“Wear a touque. 90% of your body heat gets released through your head.”
This is something my mother always told me, and I never questioned it. But recently, I found out that it has no scientific claim whatsoever. I asked a few friends, and they also thought it was true. There are some things that we grow up thinking as true, and rules about language are no exception.
Were you ever told that saying, “Me and Bill went fishing.” is wrong? That we should say, “Bill and I went fishing.”
With English usage, there is the prescriptive approach, which tells us the way we should use language, and the descriptive approach, which tells us how people really use the language. Accent reduction requires a mixture of these two extremes.
The rules for Fast Speech, Chapter 3 in our Speak Clearer course book, explain how certain sounds are reduced in order to keep the correct rhythm and flow of spoken English.
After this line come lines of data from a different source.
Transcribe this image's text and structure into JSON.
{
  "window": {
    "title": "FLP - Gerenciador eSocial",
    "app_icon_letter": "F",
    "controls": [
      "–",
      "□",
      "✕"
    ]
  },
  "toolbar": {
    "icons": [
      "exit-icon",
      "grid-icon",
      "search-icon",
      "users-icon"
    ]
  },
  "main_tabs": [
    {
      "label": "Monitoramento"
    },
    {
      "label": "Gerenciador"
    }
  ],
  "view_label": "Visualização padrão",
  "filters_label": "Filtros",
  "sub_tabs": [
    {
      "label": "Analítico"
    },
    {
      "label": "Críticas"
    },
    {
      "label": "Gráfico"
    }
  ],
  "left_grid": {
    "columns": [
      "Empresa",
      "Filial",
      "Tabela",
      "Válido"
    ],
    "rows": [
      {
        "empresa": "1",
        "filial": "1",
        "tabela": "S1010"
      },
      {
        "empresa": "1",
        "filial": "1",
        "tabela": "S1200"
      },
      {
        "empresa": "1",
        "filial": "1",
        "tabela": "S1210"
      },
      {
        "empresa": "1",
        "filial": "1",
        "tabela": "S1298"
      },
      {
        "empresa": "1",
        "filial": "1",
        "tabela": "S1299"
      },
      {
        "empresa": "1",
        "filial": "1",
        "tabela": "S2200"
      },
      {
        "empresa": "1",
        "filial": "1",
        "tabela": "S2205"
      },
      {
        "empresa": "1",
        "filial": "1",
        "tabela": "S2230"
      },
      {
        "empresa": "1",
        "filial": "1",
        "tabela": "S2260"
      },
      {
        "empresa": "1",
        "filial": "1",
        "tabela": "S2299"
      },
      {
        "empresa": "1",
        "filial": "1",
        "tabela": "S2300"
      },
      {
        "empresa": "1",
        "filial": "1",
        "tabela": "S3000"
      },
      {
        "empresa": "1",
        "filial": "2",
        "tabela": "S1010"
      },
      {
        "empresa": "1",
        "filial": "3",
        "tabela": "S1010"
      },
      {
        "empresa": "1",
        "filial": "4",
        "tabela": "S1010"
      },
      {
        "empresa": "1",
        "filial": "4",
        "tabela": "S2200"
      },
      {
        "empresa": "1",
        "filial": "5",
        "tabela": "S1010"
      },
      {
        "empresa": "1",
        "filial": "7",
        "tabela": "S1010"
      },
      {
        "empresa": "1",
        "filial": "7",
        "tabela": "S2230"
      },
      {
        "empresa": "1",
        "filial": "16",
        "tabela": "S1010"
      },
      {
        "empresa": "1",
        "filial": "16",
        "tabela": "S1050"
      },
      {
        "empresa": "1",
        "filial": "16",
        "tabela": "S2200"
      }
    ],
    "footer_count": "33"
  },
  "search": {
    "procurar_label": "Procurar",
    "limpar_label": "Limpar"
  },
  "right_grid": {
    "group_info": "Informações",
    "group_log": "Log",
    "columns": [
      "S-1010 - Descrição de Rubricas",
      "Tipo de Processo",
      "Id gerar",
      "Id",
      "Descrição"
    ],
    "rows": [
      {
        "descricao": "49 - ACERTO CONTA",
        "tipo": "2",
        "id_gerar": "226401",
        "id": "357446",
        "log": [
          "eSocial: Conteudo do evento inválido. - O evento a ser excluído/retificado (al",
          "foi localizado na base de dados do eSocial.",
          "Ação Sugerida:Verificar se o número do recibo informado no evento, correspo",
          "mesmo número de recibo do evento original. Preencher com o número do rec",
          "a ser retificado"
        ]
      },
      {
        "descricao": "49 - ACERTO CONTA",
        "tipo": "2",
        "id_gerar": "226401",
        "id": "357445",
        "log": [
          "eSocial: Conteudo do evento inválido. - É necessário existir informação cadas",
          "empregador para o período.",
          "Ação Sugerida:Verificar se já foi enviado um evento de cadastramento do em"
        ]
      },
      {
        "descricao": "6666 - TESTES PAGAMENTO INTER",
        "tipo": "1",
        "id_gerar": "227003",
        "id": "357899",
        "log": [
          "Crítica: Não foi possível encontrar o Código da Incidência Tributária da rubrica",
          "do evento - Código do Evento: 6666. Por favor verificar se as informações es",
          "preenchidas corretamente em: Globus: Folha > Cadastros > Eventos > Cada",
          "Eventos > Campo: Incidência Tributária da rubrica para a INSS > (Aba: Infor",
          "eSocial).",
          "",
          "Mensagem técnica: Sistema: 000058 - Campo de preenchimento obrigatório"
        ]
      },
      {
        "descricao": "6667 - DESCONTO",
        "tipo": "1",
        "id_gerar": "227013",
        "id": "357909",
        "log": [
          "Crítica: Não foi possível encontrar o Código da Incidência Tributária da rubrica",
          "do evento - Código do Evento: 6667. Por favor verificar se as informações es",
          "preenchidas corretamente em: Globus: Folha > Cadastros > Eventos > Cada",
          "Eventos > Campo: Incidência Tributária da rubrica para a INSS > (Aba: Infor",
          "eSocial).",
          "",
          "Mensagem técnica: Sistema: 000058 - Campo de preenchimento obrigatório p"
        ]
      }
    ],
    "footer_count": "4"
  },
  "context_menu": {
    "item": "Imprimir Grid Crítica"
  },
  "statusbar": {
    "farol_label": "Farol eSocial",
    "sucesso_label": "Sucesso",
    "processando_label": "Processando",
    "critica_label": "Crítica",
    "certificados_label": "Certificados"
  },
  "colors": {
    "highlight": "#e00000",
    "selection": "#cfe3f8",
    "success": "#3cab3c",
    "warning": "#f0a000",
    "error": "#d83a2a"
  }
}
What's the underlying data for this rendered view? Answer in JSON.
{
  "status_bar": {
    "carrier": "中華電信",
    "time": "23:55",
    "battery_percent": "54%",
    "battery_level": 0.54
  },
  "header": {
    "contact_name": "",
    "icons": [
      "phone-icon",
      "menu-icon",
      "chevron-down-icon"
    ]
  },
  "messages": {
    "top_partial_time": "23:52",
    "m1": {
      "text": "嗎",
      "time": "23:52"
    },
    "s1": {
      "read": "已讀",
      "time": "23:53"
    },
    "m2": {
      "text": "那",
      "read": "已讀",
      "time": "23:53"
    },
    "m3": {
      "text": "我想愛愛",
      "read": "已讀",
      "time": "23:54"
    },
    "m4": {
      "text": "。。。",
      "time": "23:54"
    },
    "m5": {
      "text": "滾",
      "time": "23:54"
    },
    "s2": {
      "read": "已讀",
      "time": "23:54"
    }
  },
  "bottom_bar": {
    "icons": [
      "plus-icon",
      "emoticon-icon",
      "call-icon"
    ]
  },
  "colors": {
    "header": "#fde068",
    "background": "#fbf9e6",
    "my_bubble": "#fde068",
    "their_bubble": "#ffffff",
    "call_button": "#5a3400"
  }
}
For instance, it is quite observable, that in spoken English, we often drop the /h/ sound on pronouns.
Examples of H Reductions:
I saw her there = I saw ‘er there
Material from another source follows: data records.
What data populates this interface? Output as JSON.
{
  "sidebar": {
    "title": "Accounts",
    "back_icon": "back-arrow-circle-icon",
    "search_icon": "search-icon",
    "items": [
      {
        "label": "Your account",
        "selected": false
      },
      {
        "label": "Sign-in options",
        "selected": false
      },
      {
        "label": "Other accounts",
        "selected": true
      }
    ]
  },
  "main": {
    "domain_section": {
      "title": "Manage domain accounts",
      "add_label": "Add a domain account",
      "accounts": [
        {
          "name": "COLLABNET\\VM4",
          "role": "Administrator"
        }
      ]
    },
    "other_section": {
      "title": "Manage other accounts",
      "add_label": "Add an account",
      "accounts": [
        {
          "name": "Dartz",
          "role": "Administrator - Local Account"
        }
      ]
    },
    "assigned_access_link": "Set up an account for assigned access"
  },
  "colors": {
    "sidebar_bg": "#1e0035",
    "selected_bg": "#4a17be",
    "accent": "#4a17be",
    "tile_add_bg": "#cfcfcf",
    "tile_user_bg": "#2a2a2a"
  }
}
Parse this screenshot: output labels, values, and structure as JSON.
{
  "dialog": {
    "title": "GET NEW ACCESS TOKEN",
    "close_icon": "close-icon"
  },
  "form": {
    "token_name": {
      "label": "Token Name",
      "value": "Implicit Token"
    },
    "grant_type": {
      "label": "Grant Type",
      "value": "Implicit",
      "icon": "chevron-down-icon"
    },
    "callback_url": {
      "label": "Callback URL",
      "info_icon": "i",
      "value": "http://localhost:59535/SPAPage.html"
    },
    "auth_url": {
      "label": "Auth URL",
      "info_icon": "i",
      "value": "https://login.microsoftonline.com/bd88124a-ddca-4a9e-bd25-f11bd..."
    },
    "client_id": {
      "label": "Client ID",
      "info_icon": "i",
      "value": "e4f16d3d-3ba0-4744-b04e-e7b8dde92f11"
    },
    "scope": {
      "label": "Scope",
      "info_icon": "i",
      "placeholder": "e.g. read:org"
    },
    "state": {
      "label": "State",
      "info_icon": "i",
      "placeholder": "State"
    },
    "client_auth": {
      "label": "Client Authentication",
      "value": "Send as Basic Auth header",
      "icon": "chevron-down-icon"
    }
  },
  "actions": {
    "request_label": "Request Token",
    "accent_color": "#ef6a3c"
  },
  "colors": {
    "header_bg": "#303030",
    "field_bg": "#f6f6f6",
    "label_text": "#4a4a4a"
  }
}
What did he do? = Wha did ‘e do?
I saw his letter. = I saw ‘is letter.
One of the problems our clients face when they explain these fast speech rules to their English speaking friends is that those rules are wrong. Unfortunately, many of us grow up learning about these language superstitions and fast speech rules are often confused by prescriptivists as being colloquialisms. Many a great writer of literature use colloquial speech to add depth to their characters.
Examples of Colloquialisms from Classic Literature
“Who is your folks?” = Who are your parents? (Huckleberry Finn)
“What yawl mean?” = What do all of you mean? (The Sound and the Fury)
“He is dirty thief.” = He’s a dirty thief. (Call of the Wild)
The trouble with colloquial speech is that often times they are used to depict a character as being uneducated, like in the above examples, and so many people develop the superstition that using any reductions will make you too sound poorly educated. It’s just not true.
“You don’t go back to doin sumthin that didn’t work.” – Barack Obama
Tags: accent reduction, cross-cultural, discrimination, English, English accent, Jeff Madigan, Language Superstitions, mispronouncing, mother tongue, pronounced, pronucation, pronunciation, pronunciation training